as a parent i would want to know about something like this, as it can get very nasty, and because its online, there is no escape from it.  many kids this age do not have the ability or maturity on how to deal with these situations, and it can go from a few mean words online, to this child having this type of bullying in every facet of their small world very quickly.  talking with the parents is very important, and just talking in general to your team about any personal experience you have had in this area will help them feel like they are not alone, without being singled out.  don't make it a lecture, just talk about an incident you "heard" about from a sibling, friend, or about an article you have read.  even talk about the Amelda incident, as she was cyber bullied recently too.  keep it upbeat and general, and if this person wishes to participate in the conversation cool, if not don't pay give her lack of participation any attention.  but maybe end it with saying that if anyone ever finds themselves in this very common situation then talk with mum or dad, or a trusted adult, or even yourself, to get some help and guidance.  the part most kids struggle with is understanding that saying..."what people say about you, says more about them, than you."

i hope she gets some support and help.

but keep going.
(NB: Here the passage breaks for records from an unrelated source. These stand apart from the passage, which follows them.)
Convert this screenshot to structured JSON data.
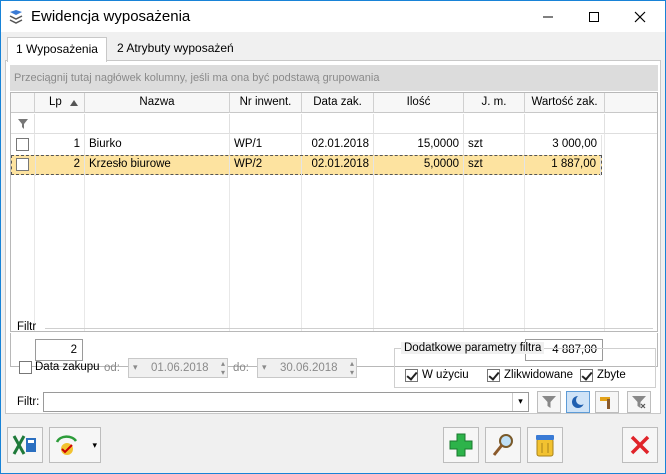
{
  "window": {
    "title": "Ewidencja wyposażenia"
  },
  "tabs": [
    {
      "label": "1 Wyposażenia",
      "active": true
    },
    {
      "label": "2 Atrybuty wyposażeń",
      "active": false
    }
  ],
  "grid": {
    "group_hint": "Przeciągnij tutaj nagłówek kolumny, jeśli ma ona być podstawą grupowania",
    "columns": [
      "Lp",
      "Nazwa",
      "Nr inwent.",
      "Data zak.",
      "Ilość",
      "J. m.",
      "Wartość zak."
    ],
    "rows": [
      {
        "lp": "1",
        "nazwa": "Biurko",
        "nr": "WP/1",
        "data": "02.01.2018",
        "ilosc": "15,0000",
        "jm": "szt",
        "wartosc": "3 000,00"
      },
      {
        "lp": "2",
        "nazwa": "Krzesło biurowe",
        "nr": "WP/2",
        "data": "02.01.2018",
        "ilosc": "5,0000",
        "jm": "szt",
        "wartosc": "1 887,00"
      }
    ],
    "footer": {
      "count": "2",
      "total": "4 887,00"
    }
  },
  "filter": {
    "section_label": "Filtr",
    "date_checkbox_label": "Data zakupu",
    "from_label": "od:",
    "from_value": "01.06.2018",
    "to_label": "do:",
    "to_value": "30.06.2018",
    "extra_label": "Dodatkowe parametry filtra",
    "opt_in_use": "W użyciu",
    "opt_liquidated": "Zlikwidowane",
    "opt_sold": "Zbyte",
    "text_label": "Filtr:",
    "text_value": ""
  },
  "colors": {
    "selected_row": "#fde3a0",
    "delete_red": "#e0242a",
    "add_green": "#2db34a"
  }
}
Acknowledge that you know that she did not want you to know, but that it is okay that you do know and that you are there to support her. With a little bit of encouragement she should open up because she trusts you and are being genuine about her welfare. You could then say, "Look I don't have alot of experience with this and I do need to have a talk with your mum and dad about it." Cindy may oppose this but just reassure her that nothing bad is going to happen and that it is about looking after her and that it is about stopping the bullying that is happening. Cindy will trust you, because you already have an established relationship there. It is a serious enough situation that her friend has come to you, because she trusts you. Cindy is looking for the help, otherwise she would not have told her friend, who has now told you. Cindy is not mature enough to know what is good for her and that is why it would be good for you to step in and give her some help. All bullying is serious.

If it is still happening, I would advise her to block to bullying persons involved. Whatever Cindy does could I also advise please don't delete the material that has been written to Cindy on the internet. If it requires police intervention, then this information is beneficial for required investigation. You don't have to have all the answers, just be there for her and guide her to people who do.

At the end of the day Cindy wants and needs this bullying to stop and there are heaps of different strategies that can be adopted to resolve this matter.

Ashleigh if you need any help with this matter feel free to email my work email on I will forward a contact number that you or her parents can call me on, and i'll have a chat and offer some advice. No problems.

It's great you put this on to get some advice, keep up the graet work you are doing with the girls.

Hope this helps, Thanks Mark

Hi Ashleigh, sorry, I wrote more in front of the above text but seemed to have lost the first portion of the message when I sent it. ( and I used the name Cindy for the name of the bullied girl). I work for the police and specialize in the area of Youth.

If you or the girls parents want to talk about the issue with me to get some advice please contact Campbelltown Police and Community Youth Club on (02) 96038229 and i'll help out as best I can.

Bullying is serious and just want to make sure the girls situation is sorted.  I would advise that you do talk to the girl and could supply some tips on how to address it properly at whatever level it needs to be done. 

Thanks again - Mark

Join now for free

  • search our library of 700+ netball drills
  • create professional coaching plans
  • or access our tried and tested plans
Join now for free
  • search our library of 700+ netball drills
  • create your own professional coaching plans
  • or access our tried and tested plans